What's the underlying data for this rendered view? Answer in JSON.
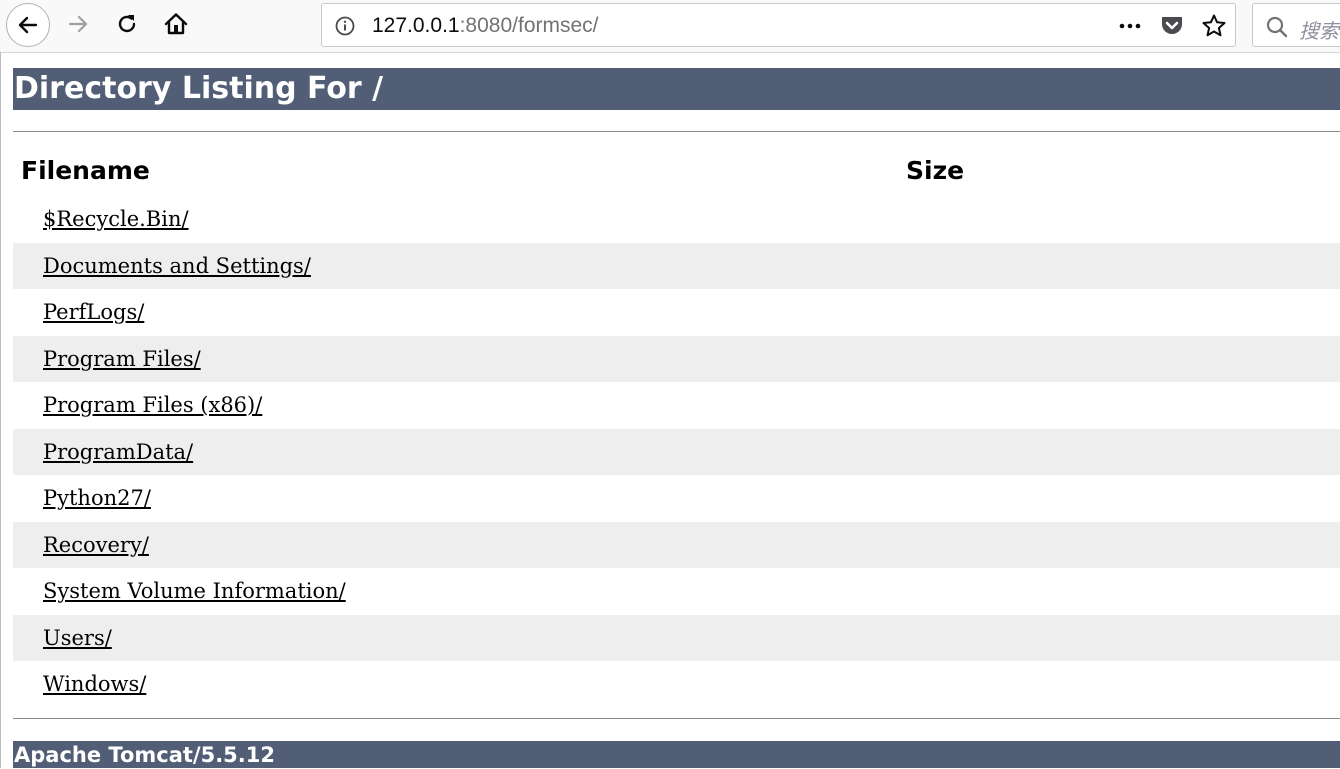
{
  "browser": {
    "url": {
      "host": "127.0.0.1",
      "rest": ":8080/formsec/"
    },
    "search_placeholder": "搜索",
    "icons": [
      "back-arrow-icon",
      "forward-arrow-icon",
      "reload-icon",
      "home-icon",
      "info-icon",
      "more-icon",
      "pocket-icon",
      "star-icon",
      "search-icon"
    ]
  },
  "page": {
    "heading": "Directory Listing For /",
    "columns": {
      "filename": "Filename",
      "size": "Size"
    },
    "files": [
      "$Recycle.Bin/",
      "Documents and Settings/",
      "PerfLogs/",
      "Program Files/",
      "Program Files (x86)/",
      "ProgramData/",
      "Python27/",
      "Recovery/",
      "System Volume Information/",
      "Users/",
      "Windows/"
    ],
    "footer": "Apache Tomcat/5.5.12"
  },
  "colors": {
    "header_bg": "#525d76",
    "alt_row_bg": "#eeeeee"
  }
}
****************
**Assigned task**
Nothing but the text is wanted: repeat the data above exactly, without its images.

**Written response**
What's the underlying data for this rendered view? Answer in JSON.
{
  "browser": {
    "url": {
      "host": "127.0.0.1",
      "rest": ":8080/formsec/"
    },
    "search_placeholder": "搜索",
    "icons": [
      "back-arrow-icon",
      "forward-arrow-icon",
      "reload-icon",
      "home-icon",
      "info-icon",
      "more-icon",
      "pocket-icon",
      "star-icon",
      "search-icon"
    ]
  },
  "page": {
    "heading": "Directory Listing For /",
    "columns": {
      "filename": "Filename",
      "size": "Size"
    },
    "files": [
      "$Recycle.Bin/",
      "Documents and Settings/",
      "PerfLogs/",
      "Program Files/",
      "Program Files (x86)/",
      "ProgramData/",
      "Python27/",
      "Recovery/",
      "System Volume Information/",
      "Users/",
      "Windows/"
    ],
    "footer": "Apache Tomcat/5.5.12"
  },
  "colors": {
    "header_bg": "#525d76",
    "alt_row_bg": "#eeeeee"
  }
}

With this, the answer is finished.